J.K. Rowling labels Scottish ultranationalists “Death Eaterish”

I guess the gloves are off now in this year’s Scottish independence referendum:

ROWLING has been subjected to an extraordinary torrent of online abuse from Scottish independence supporters after she donated [UK 1m pounds UK or US $1.7m] to the “No” campaign.

The creator of Harry Potter found herself targeted by the cybernats — the Yes backers who thrive on insulting those with different views — immediately after declaring her support for the Better Together campaign.

The writer, who lives in Edinburgh, is the most prominent figure to donate to either campaign. Her donation is a major coup for the pro-union campaign, which feared being out-financed by the Yes camp.

Yes Scotland and Better Together are now limited to spending $2.6m before the referendum — but the figure does not cover staff costs.

Rowling has previously made major contributions to research on multiple sclerosis, which her mother suffered from, and said that she was concerned about the effect a “yes” vote would have on medical research and on the economy.
[…]
Rowling launched a pre-emptive strike against the cybernats. She said that, although intelligent and thoughtful people made up the majority on both sides of the debate, “I also know that there is a fringe of nationalists who like to demonise anyone who is not blindly and unquestionably pro-independence and I suspect, notwithstanding the fact that I’ve lived in Scotland for twenty-one years and plan to remain here for the rest of my life, that they might judge me ‘insufficiently Scottish’ to have a valid view.”

She was born in the West Country, brought up on the Welsh border, and has Scottish, English, French and Flemish ancestry, and says that her allegiance is to Scotland.

“However, when people try to make this debate about the purity of your lineage, things start getting a little Death Eaterish for my taste,” she said, in a reference to characters in the Harry Potter books.
[…]
“Scotland is subject to the same twenty-first century pressures as the rest of the world.
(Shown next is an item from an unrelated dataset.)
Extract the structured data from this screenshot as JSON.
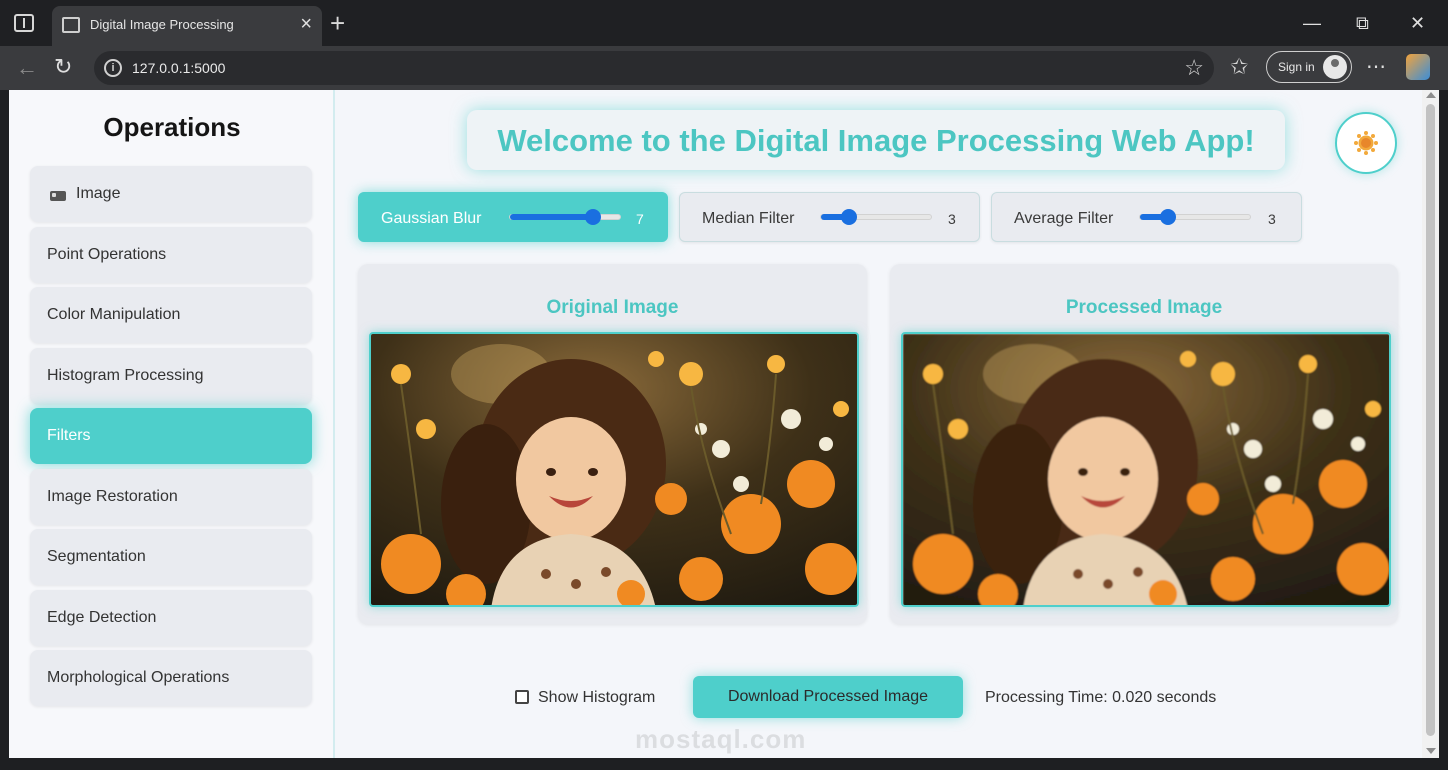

It must compete in the same global markets, defend itself from the same threats and navigate what still feels like a fragile economic recovery. The more I listen to the Yes campaign, the more I worry about its minimisation and even denial of risks.”

Colonial sci-fi

Very interesting Atlantic article this week: “Why Sci-Fi Keeps Imagining the Subjugation of White People”

A researcher doing a meta-analysis of science fiction found its initial rise to prominence and formation as a coherent genre is tied directly to the height of imperial Britain and colonial France, both in time and place. Jules Verne, H.G. Wells, and so on.

(And though it wasn’t mentioned in the piece, American sci-fi like A Princess of Mars/John Carter of Mars, a serialized allegory about the American Civil War, rose to prominence just a little later as America became a global power, between the Spanish-American War and U.S. entry into World War I.)

After its origins in imperial Britain and colonial France, the genre’s allegory has broadly bifurcated into “we’ll get what was coming to us for the horrors of colonial oppression” versus “man, this is awesome — we should keep killing everyone who doesn’t look like us because we’re the best, and if we don’t, we’ll be oppressed, and white people don’t deserve that.”

As for myself, I find my tastes distinctly in the former camp. Box office bomb aside, I refused to watch Disney’s “John Carter” on principle, because the original story is an obvious allegorical paean to the Confederacy and antebellum South through the lens of a race war between aliens on another planet. The antebellum South, of course, being the height of America’s internal white supremacist colonialism.

Also my tastes tend that way just because I’m totally the type of person who would try to surrender the entire planet to an invading alien military, instead of trying to re-enact “Independence Day.” Maybe that makes me the Marshal Philippe Pétain of our planetary future, but I just assume that if a huge landing force of aliens arrives at Earth while we’re still sending people to our dinky “space” station (which is actually still in our atmosphere) on barely-upgraded-from-the-Soviet-era spaceships, we’ve probably already lost that conflict. Better to surrender quickly and wage a guerrilla resistance to wear the occupiers down — what we humans do best — than try to fight off the initial invasion and lose everything. Or, failing that, we’ll just get what’s coming to us.

Illustration: "Martians vs. Thunder Child" from a 1906 printing of "The War of the Worlds" by H.G. Wells.

Illustration: “Martians vs. Thunder Child” from a 1906 printing of “The War of the Worlds” by H.G. Wells.